- _THE TASK_: Find the line that contains "Serialize everything readable" in the entries below. Restate it and every line after it, word for word, with no pictures.

------------------------------

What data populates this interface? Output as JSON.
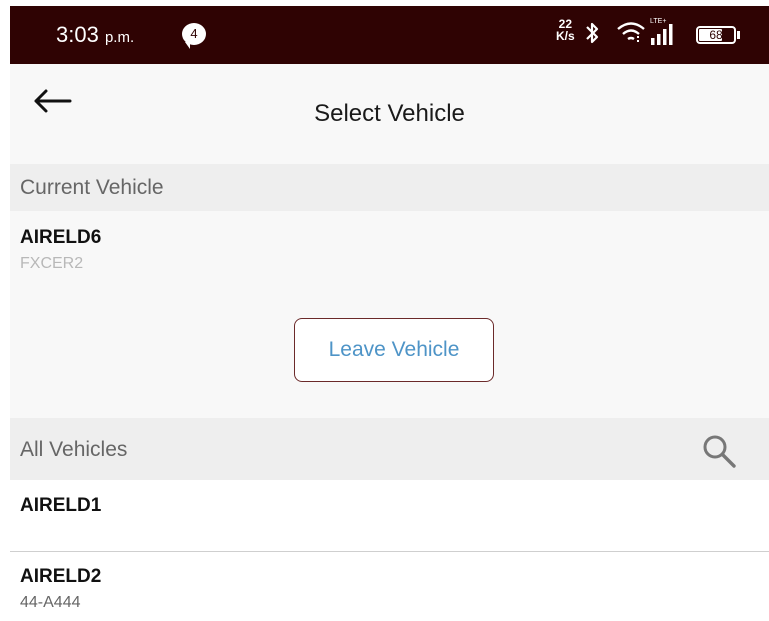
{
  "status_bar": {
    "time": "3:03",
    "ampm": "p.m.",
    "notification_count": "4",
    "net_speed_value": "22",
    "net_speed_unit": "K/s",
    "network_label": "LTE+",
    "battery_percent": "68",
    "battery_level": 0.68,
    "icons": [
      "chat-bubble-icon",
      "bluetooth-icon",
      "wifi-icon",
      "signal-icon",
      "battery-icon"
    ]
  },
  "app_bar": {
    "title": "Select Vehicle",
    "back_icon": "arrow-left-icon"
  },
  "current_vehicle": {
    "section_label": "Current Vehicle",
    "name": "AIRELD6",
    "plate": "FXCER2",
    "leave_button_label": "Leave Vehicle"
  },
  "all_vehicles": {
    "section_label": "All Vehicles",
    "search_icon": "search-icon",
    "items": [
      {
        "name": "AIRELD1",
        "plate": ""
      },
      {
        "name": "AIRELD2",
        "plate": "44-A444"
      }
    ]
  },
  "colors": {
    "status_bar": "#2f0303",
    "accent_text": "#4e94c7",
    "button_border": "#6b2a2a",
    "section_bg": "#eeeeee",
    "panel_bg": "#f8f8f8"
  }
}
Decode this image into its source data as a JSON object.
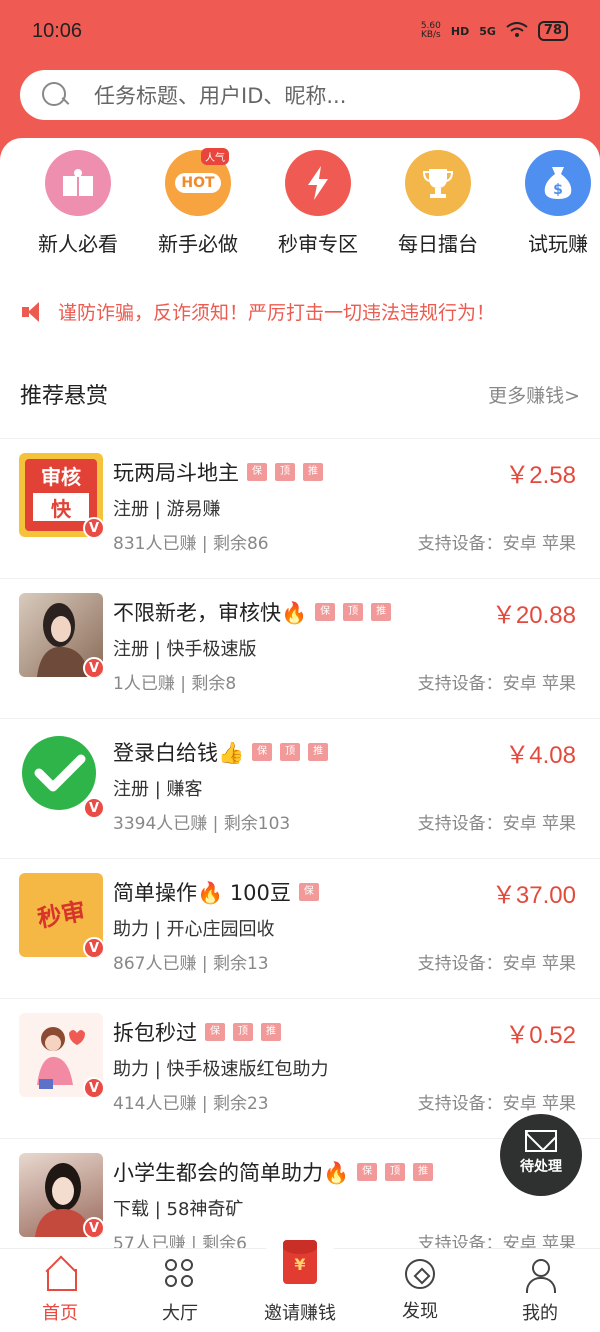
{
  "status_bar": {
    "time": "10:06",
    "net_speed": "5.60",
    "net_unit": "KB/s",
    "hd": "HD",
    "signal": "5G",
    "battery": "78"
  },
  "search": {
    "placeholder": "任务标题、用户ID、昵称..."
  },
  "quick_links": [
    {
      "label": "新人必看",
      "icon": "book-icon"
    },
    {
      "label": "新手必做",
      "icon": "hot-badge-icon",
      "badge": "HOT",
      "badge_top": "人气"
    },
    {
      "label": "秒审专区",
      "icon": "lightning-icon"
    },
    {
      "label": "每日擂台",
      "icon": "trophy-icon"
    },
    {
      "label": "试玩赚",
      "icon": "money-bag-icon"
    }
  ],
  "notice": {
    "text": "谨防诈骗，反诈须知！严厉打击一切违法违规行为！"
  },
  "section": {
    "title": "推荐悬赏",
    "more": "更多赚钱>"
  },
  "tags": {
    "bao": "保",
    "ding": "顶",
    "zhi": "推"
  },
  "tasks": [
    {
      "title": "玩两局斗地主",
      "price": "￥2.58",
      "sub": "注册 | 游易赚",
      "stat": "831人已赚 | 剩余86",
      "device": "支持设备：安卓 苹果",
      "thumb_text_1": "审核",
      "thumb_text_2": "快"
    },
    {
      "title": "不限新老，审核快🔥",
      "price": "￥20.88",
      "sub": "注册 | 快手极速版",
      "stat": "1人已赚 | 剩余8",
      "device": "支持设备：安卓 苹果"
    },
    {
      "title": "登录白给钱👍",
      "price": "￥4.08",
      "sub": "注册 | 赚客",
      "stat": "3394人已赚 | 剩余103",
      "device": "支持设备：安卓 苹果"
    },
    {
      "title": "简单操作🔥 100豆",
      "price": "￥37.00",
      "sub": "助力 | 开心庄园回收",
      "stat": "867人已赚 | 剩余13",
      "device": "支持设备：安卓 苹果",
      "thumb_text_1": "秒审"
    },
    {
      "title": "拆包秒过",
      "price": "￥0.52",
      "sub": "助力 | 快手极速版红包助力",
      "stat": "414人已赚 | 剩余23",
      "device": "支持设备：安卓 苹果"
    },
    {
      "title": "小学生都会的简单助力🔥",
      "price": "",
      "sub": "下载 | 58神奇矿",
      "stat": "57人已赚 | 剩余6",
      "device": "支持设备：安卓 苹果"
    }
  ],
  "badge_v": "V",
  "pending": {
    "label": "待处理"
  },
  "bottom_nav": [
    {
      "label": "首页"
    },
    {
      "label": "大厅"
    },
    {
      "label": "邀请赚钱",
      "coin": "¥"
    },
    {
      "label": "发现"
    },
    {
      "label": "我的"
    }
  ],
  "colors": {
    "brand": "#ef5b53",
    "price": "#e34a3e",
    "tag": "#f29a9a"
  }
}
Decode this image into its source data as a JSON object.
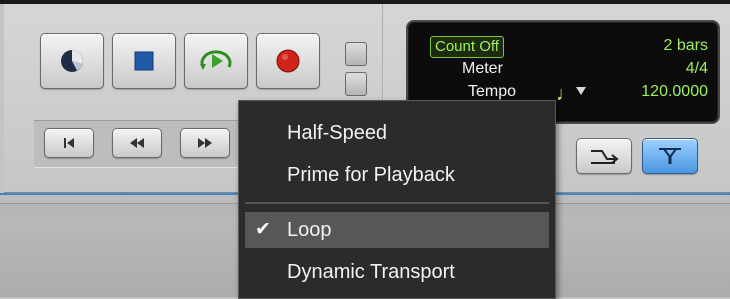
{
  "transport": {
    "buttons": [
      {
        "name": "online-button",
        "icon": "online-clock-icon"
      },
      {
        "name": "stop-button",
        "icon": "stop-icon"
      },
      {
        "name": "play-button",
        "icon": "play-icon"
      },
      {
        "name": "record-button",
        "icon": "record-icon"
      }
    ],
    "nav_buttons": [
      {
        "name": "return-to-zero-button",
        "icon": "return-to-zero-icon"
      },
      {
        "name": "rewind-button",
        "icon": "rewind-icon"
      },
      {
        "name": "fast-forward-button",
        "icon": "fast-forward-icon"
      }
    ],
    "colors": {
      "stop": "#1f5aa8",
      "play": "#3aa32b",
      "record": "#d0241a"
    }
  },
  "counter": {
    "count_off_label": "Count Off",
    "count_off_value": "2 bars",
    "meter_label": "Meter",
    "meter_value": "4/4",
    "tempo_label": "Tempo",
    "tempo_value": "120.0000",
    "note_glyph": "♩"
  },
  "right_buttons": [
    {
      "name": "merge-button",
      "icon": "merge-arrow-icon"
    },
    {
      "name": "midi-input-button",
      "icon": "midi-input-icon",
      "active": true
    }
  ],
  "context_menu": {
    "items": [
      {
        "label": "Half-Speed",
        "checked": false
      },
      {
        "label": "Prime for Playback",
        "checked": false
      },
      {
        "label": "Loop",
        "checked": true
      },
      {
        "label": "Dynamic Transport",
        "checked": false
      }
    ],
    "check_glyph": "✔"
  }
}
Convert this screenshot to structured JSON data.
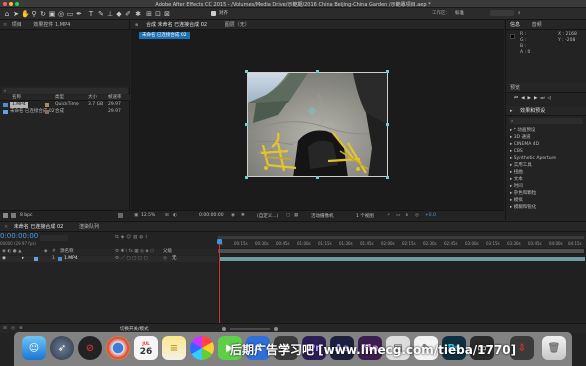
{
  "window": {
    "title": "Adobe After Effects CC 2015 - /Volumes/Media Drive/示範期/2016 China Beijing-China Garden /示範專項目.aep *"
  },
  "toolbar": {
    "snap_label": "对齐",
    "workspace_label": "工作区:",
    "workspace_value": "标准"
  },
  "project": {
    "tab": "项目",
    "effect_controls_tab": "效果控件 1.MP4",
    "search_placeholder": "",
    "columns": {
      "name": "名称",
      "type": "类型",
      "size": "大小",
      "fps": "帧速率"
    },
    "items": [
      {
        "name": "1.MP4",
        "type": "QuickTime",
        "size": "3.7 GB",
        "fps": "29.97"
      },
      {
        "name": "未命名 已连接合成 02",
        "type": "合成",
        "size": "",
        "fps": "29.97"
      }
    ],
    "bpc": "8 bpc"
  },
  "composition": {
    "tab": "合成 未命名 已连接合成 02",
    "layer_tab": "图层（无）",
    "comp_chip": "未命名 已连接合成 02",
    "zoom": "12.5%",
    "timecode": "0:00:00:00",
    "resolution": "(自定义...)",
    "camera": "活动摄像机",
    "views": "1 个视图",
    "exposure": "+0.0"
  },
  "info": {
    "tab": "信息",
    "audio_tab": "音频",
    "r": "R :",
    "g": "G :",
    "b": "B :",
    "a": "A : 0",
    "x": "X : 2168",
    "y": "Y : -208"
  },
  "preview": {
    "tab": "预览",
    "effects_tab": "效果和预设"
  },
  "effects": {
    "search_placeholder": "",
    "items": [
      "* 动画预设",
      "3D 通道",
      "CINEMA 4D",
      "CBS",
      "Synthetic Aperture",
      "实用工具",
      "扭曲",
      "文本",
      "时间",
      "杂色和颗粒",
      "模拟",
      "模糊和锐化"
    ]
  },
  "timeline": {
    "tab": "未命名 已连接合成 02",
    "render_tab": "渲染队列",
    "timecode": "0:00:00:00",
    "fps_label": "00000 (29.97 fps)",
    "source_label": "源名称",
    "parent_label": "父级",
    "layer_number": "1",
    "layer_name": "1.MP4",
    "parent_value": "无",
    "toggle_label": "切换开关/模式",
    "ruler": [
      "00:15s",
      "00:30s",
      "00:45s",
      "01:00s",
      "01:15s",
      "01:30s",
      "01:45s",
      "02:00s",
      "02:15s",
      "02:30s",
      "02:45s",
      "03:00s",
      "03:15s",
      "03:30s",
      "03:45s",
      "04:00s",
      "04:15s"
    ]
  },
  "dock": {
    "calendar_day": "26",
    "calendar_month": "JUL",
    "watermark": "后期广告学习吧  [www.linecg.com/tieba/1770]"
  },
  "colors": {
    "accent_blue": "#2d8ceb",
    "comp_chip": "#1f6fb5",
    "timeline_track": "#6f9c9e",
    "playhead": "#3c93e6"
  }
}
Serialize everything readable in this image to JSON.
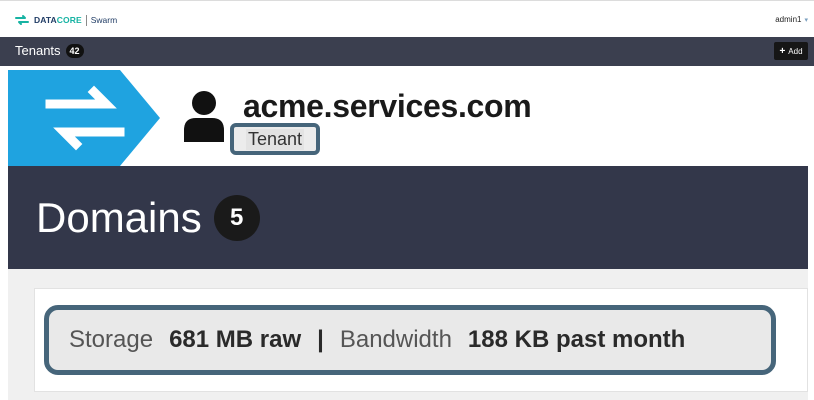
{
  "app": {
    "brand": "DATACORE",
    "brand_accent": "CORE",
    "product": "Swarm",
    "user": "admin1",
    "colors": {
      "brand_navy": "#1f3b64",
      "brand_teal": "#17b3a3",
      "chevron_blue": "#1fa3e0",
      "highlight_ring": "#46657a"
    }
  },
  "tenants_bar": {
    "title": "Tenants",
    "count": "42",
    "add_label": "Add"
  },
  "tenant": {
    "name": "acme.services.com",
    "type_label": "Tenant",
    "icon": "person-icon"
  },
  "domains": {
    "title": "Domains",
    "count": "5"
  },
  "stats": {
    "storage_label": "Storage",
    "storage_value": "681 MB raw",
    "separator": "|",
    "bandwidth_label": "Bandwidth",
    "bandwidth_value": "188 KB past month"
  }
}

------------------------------

- _RESPONSE BOX_:
Serialize everything readable in this image to JSON.
{
  "app": {
    "brand": "DATACORE",
    "brand_accent": "CORE",
    "product": "Swarm",
    "user": "admin1",
    "colors": {
      "brand_navy": "#1f3b64",
      "brand_teal": "#17b3a3",
      "chevron_blue": "#1fa3e0",
      "highlight_ring": "#46657a"
    }
  },
  "tenants_bar": {
    "title": "Tenants",
    "count": "42",
    "add_label": "Add"
  },
  "tenant": {
    "name": "acme.services.com",
    "type_label": "Tenant",
    "icon": "person-icon"
  },
  "domains": {
    "title": "Domains",
    "count": "5"
  },
  "stats": {
    "storage_label": "Storage",
    "storage_value": "681 MB raw",
    "separator": "|",
    "bandwidth_label": "Bandwidth",
    "bandwidth_value": "188 KB past month"
  }
}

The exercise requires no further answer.